School ended two weeks ago, and I have been able to take the last week to relax, read, and listen—a great start to this summer. It appears that almost every online outlet has released their ‘best of 2017 (so far) list,’ so I figure I might as well get in on the action. If nothing else, hopefully someone reading will find an album they haven’t previously heard, and will be inspired to purchase it.
Americana, bluegrass, and their associated roots music are what I love, and I’ve been fortunate this year to listen to some amazing albums. Here is a list of my favourite fifteen roots albums of 2017 (so far)—and I found it difficult to narrow it down: I have no idea what I will do if this pace continues through the end of the year.
Whose albums didn’t make the list? Jason Isbell, Willie Nelson, Angeleena Presley, Jim Lauderdale, Fred Eaglesmith, Chuck Prophet, Amy Black, Slaid Cleaves, Jesse Waldman, Ray Davies, Jeffrey Halford…
Links are to my review or, where I haven’t reviewed, to the artist site.
- Mac Wiseman & Various Artists- I Sang the Song (Life of the Voice With A Heart) Yes, it is that good. My review.
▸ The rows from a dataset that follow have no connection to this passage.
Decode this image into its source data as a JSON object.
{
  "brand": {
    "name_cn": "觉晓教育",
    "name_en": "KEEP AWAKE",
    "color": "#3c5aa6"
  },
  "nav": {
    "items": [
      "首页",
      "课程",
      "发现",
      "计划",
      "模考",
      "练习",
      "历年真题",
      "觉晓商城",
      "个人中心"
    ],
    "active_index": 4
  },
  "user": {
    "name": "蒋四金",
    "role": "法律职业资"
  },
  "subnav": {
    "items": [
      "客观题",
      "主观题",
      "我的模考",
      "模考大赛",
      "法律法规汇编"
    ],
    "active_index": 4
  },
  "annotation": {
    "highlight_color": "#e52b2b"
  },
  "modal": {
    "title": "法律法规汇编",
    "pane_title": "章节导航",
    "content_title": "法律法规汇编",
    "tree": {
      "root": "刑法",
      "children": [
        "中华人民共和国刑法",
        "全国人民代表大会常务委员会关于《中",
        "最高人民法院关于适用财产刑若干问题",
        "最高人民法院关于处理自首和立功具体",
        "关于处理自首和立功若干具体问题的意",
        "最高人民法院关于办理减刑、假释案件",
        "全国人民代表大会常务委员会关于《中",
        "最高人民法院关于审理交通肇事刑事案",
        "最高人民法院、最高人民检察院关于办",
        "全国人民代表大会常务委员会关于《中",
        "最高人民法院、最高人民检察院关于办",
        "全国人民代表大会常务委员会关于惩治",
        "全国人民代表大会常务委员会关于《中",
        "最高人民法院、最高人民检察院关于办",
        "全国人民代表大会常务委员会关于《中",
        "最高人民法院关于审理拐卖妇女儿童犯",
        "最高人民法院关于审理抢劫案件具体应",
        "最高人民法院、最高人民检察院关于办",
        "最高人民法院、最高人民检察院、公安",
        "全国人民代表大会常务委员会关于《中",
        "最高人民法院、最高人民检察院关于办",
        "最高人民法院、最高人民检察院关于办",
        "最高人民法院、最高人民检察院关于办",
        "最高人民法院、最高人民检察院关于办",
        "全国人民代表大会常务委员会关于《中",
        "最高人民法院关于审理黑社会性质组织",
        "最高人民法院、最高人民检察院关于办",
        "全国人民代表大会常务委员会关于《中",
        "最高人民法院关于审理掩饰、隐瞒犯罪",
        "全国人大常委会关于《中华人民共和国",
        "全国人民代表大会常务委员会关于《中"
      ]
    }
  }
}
- Ron Sexsmith- The Last Rider Continuing a streak of excellence, Sexsmith’s 16th (!) album may just be his finest. Excellent songs, catchy melodies, accessible production…I’ve seldom been so proud to have shown support for a musician. A very strong album, just the latest in a series of memorable, standout recordings. The songs alternate between playful and introspective, catchy and maudlin. Layered, but not flamboyant. I am really glad that I bought the album, and even more glad that I took the time to make the trek to see Ron and the band in Edmonton. Surprised and disappointed that this one didn’t receive deserving Polaris Music Prize attention. “Radio” is my favourite song of the year.
- Otis Gibbs- Mount Renraw I have been listening to Gibbs for a close to a decade, but never have I attended to this degree; a singer who was always on the periphery for me has eased himself onto my ever-narrowing list of favourites. My review.
- Chris Jones & the Night Drivers- Made to Move Another excellent album from Chris Stuart & the Night Rangers. My review.
- Rodney Crowell– Close Ties With the passing of Guy Clark, Crowell heads to the front of the line of Texas songwriters. A masterful creation.
- Brigitte DeMeyer and Will Kimbrough- Mockingbird Soul Largely taking the lead on alternating songs, they have produced an ideally balanced duet recording, with DeMeyer’s Side One Melissa Etheridge passionate huskiness pairing with Kimbrough’s restrained, telling honesty. Spirited, swampy, and Southern-country soul at times, in other places the songs more closely resemble what country music once was and could be again given a shot of 3614 Jackson Highway swagger. The arrangements are straight-forward rather than minimalistic, allowing the duet vocals prominence. The rest of my review.
- Bill Scorzari- Through These Waves Bill Scorzari lives where the Blues meets Texas Sam Baker. My review.
- The Gibson Brothers- In the Ground Bringing their release total to thirteen, I believe, Eric and Leigh Gibson are at the top of the bluegrass world, a pinnacle at which they’ve resided for a decade. In The Ground may be their finest yet. An album of self-written songs, it isn’t like anything they’ve before accomplished. Still bluegrass, of course, but taking things to yet another level. My review.
- Amanda Anne Platt & the Honeycutters- Amanda Anne Platt & the Honeycutters Platt is a strong songwriter and an impressive and memorable vocalist. She has that important capability to write in a variety of voices, making each genuine and authentic to the experiences conveyed. My review.
- Richard Laviolette- Taking the Long Way Home Earnest country records are few and far between. Ignoring the trappings of modern country recording, Laviolette has created a natural-sounding album, balancing the beauty and fidelity of old-time country and folk music (think Clarence Ashley and Doc Watson recordings with the refinement of original songs and expanded instrumentation) with the gravity of personal exploration and experience. My review.
- Nell Robinson & Jim Nunally Band– Baby, Let’s Take the Long Way Home One of my favourite guitarists and singers has teamed, over the course of four albums, with an impressive and natural vocalist, writing killer songs well-founded in the traditions of Americana.
- Eric Bibb- Migration Blues My review.
- Brock Zeman- The Carnival Is Back in Town My review.
- Lesley Kernochan- A Calm Sun A bold, mature recording, free of gimmick and insincerity. My review.
- Jeb Loy Nichols– Country Hustle Soulful country, as he has been doing for a very long time. Maybe my favourite album cover so far in 2017 (tho’ The Monkees Forever is giving it a run.) There you have them, my favourite roots albums of 2017, January to June.